START The data
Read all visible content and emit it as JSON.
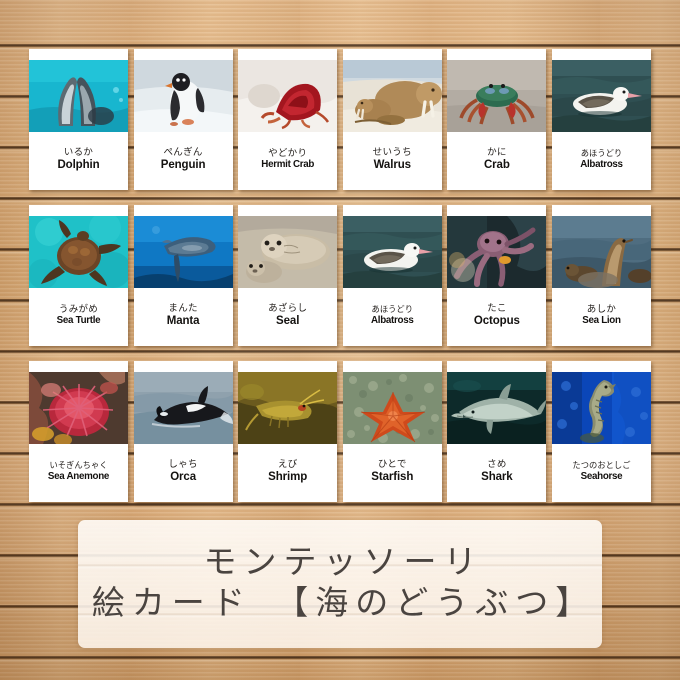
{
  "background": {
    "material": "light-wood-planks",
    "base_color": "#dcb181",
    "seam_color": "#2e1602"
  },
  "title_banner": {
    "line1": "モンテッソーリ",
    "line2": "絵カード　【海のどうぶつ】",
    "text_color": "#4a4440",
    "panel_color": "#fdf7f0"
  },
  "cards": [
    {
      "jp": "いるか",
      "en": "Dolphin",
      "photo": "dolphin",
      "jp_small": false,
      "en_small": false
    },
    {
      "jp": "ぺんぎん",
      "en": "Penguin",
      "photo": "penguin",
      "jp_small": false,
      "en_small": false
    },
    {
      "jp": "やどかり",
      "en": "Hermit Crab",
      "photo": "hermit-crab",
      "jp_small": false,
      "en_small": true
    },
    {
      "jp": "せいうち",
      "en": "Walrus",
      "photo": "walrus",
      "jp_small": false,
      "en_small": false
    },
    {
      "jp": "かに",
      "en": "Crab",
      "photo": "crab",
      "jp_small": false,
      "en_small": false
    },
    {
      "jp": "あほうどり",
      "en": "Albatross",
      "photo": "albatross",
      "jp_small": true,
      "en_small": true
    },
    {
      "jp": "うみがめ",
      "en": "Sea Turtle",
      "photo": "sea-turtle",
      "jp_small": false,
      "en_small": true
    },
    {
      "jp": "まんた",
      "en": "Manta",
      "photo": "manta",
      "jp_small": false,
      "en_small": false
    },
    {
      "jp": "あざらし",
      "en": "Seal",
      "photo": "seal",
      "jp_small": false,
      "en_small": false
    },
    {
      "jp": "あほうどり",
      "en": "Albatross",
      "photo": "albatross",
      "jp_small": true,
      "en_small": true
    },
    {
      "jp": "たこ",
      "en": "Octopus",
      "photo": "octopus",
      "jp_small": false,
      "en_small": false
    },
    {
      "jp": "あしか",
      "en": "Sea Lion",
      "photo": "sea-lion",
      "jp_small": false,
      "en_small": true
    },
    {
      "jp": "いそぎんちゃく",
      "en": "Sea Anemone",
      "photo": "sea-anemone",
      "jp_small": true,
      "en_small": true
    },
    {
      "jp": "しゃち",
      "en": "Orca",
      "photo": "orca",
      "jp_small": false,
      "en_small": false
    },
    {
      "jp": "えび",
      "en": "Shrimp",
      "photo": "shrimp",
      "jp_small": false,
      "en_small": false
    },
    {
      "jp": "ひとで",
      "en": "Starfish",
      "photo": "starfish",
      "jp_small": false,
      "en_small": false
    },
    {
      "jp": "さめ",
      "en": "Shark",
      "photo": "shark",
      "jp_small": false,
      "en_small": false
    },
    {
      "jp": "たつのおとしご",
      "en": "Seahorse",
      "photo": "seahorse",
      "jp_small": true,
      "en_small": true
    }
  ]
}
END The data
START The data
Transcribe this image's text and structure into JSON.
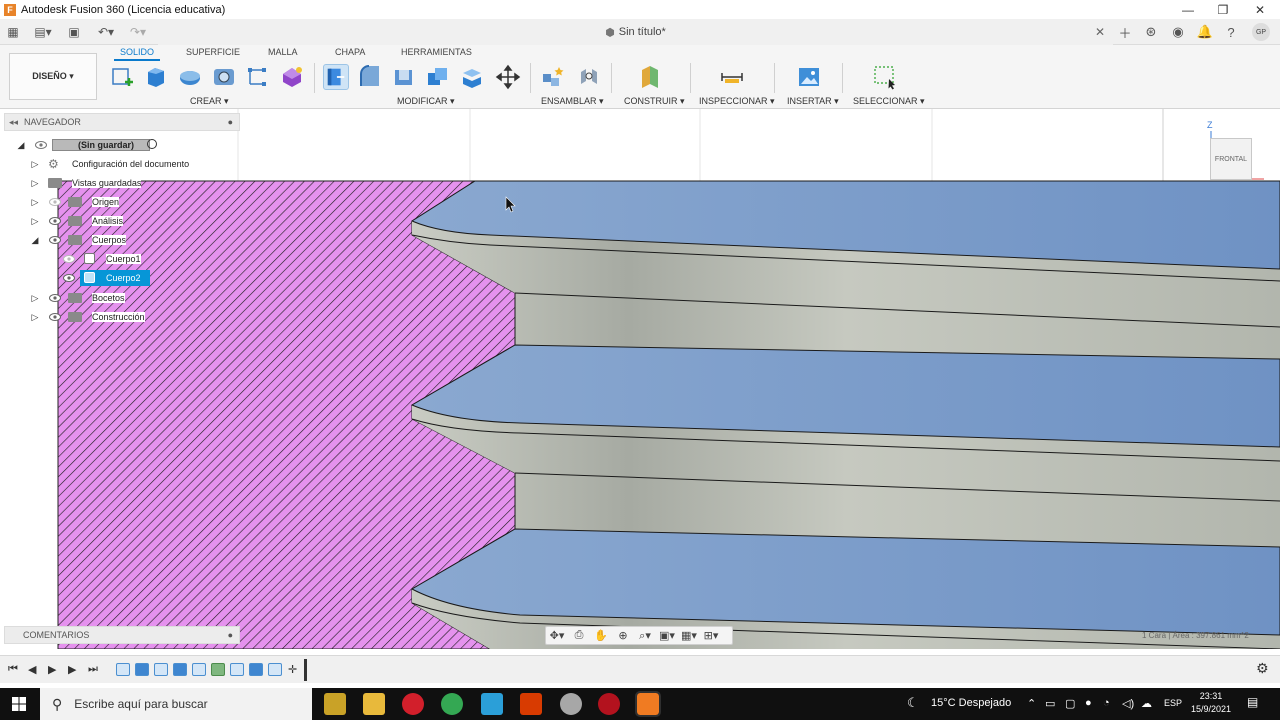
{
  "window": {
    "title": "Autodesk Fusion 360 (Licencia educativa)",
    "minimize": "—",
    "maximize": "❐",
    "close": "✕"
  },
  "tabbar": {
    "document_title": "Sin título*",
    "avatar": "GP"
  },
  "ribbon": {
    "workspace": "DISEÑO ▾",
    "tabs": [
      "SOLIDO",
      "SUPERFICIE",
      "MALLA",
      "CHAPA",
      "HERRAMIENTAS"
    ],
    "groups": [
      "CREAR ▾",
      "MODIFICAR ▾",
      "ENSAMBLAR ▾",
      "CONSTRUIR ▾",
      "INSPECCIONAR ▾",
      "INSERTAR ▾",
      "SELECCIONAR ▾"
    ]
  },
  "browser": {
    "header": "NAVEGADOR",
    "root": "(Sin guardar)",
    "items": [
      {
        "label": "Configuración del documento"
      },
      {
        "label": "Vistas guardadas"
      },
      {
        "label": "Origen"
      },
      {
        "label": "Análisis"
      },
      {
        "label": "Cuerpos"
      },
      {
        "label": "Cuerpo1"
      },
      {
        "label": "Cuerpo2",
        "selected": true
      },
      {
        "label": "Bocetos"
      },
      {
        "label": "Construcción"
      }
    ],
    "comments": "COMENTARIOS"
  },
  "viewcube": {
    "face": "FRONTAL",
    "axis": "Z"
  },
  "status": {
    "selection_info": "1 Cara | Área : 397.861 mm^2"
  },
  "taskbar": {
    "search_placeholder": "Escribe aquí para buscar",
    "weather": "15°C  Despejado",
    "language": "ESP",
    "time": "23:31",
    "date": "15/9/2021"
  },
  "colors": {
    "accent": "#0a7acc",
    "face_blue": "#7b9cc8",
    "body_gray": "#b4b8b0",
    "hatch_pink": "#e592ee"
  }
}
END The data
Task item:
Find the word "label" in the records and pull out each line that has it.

Solution:
        "label": "Configuración del documento"
        "label": "Vistas guardadas"
        "label": "Origen"
        "label": "Análisis"
        "label": "Cuerpos"
        "label": "Cuerpo1"
        "label": "Cuerpo2",
        "label": "Bocetos"
        "label": "Construcción"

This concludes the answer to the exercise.